Worried About Your Weight? BMI May Not Be Accurate and Here’s Why

0
451

We all know the routine of going to the doctor, getting weighed and then getting our height measured to use as a comparison to this chart we are all familiar with called the BMI scale.

This BMI scale, or body mass index is a tool which shows the person’s height versus their weight, and how being in certain ranges on this chart means that you are more likely to get a certain type of disease related to obesity.

There are some major problems with the BMI scale, especially when it comes to men. The BMI scale leaves out one major consideration, that some of this weight may be muscle mass, and not fat and hence doesn’t put the patient in question at risk like the chart indicates that it does.

For example, many athletes especially those who have body shapes similar to an NFL running back will score as obese on these BMI scales, when in reality they have a healthy body fat percentage.

A new study published by the Annals of Internal Medicine found that waist to hip ratio was a better indicator of whether or not someone would die from risks related to being overweight or obese.

preview-full-shutterstock_312067598Researchers conducted a study in Scotland over the period of 10 years which found that people with normal BMIs but that had extra weight around their bellies were upwards of 22% more likely to die from all factors related to being overweight or obese. This was in comparison to people who had normal BMIs and lower hip to waist ratios.

The study also showed that obese people who had lower waist to hip ratios were less likely to die than people who had normal BMIs and higher hip to waist ratios indicating a possible link between the two.

All in all, the research showed that increased belly fat increased the risk of premature death, especially when it comes to cardiovascular disease and heart attacks.

Another Study Focusing on Obesity Showed that the Waist is Important

When it comes to being obese and the health effects that are the result of being obese, more and more research is pointing to stomach fat as the main contributor when it comes to major illnesses and potentially and early death.

preview-full-shutterstock_390890980A study conducted at the Leeds Beckett University in the United Kingdom showed that the ratio of the waist to height was a better indicator of a person’s overall health than the BMI scale itself.

This method involved whole body fat percentage and visceral adipose tissue mass or the fat that is stored around the internal organs, which are the causes of things like heart disease and fat related cancers.

When using the height to waist ratio versus the BMI scale, researchers noted of the staggering difference in the amount of adults that would be considered obese under this method as opposed to the BMI scale. Under the waist to height ratio, about 37% of more adults would be considered to be obese then there are currently.

So What Are These Studies Telling Us?

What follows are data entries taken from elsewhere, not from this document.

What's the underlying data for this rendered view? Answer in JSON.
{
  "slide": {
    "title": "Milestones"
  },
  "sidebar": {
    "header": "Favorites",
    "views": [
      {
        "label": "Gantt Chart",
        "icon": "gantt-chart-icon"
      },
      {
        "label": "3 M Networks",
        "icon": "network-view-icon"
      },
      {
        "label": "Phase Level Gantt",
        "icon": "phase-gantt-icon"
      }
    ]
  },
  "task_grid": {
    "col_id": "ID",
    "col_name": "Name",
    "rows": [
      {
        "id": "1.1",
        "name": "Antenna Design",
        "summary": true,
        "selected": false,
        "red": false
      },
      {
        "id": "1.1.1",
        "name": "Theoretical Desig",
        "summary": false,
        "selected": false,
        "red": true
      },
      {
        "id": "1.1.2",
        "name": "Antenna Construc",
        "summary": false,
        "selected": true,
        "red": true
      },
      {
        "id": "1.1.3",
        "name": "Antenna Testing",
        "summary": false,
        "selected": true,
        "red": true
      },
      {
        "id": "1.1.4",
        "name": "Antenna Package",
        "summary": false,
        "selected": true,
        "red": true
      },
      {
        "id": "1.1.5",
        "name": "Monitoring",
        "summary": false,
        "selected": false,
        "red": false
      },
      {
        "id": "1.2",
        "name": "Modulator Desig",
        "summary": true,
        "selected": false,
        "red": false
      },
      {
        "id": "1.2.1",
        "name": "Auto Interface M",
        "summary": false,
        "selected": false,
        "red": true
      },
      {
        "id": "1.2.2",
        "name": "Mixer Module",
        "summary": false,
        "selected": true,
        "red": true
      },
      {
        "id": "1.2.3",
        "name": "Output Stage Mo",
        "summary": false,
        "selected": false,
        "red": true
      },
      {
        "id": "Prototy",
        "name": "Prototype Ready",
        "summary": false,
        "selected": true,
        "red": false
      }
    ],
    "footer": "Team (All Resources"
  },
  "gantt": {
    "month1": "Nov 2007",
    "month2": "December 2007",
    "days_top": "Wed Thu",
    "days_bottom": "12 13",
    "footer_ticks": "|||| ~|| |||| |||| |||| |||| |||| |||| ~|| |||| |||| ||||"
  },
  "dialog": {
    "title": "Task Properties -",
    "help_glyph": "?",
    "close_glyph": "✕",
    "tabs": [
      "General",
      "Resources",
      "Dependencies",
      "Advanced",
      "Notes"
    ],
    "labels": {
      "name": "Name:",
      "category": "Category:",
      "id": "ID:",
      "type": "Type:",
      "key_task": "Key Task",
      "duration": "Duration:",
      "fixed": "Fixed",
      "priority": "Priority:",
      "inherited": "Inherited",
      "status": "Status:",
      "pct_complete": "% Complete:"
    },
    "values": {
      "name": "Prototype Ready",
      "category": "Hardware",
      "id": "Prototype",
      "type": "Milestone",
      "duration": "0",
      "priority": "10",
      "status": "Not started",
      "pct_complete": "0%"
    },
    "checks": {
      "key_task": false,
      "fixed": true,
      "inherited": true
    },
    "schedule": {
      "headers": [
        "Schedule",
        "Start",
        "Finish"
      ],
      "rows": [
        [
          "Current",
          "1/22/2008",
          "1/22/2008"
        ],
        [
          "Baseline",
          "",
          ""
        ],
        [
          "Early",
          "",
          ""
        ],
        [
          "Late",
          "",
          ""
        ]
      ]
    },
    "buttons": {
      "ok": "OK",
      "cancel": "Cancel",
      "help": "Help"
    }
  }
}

It is too early to completely dismiss the BMI scale as a reliable tool but the research definitely points towards the stomach or midsection as the most important indicator when it comes to a person’s overall health considering their weight.

If you are concerned about your overall health especially your weight, you are better off worrying about going down in pant size than the number that comes up on the weight scale itself.

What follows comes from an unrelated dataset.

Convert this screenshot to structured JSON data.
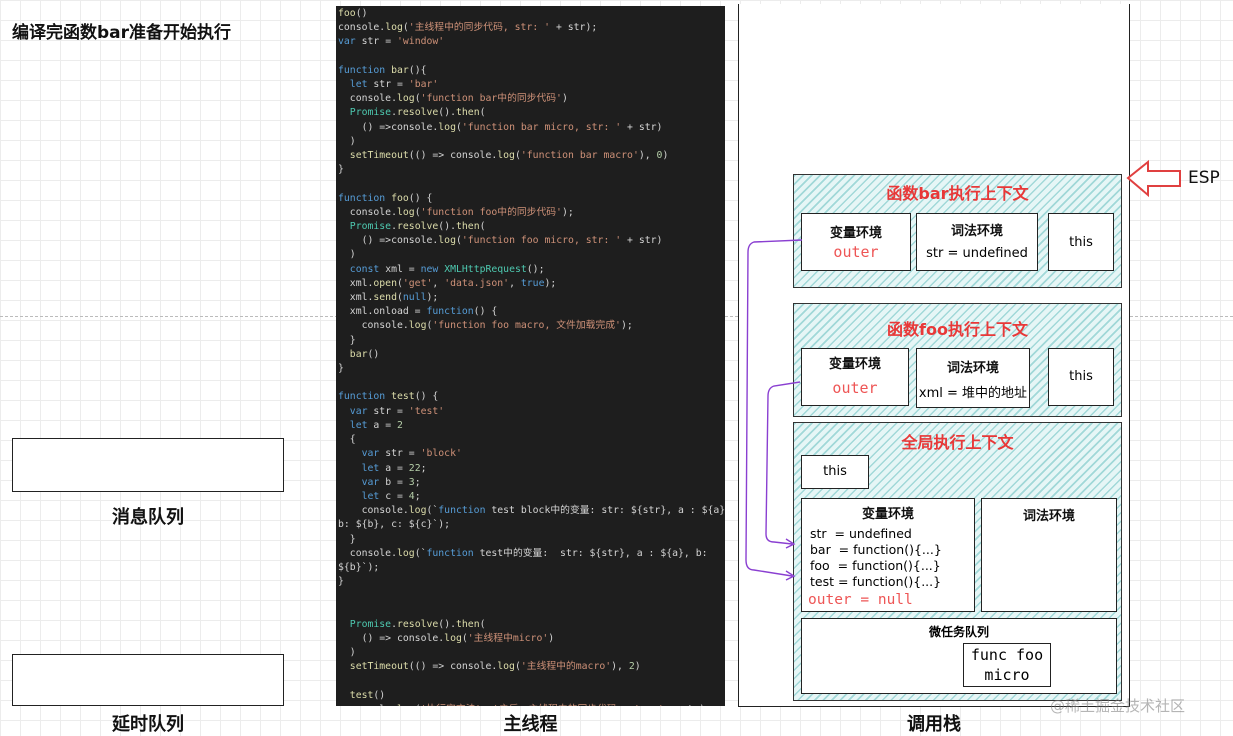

These methods are not the tell all be all, but are good tools to use to give yourself a general idea if you are too fat, and how much you need to lose.

There are other methods out there as well when it comes to testing your overall fat, such as hydrostatic body fat testing. This test is done underwater, where the true ratio of muscle to fat can be determined.

The idea behind this method is that body fat floats and your buoyancy will tell you how much of your weight is actually fat versus muscle, bone and organ weight. This is better than your typical scale or BMI measurement which can tell your weight and estimate your body fat at best based on your height and weight.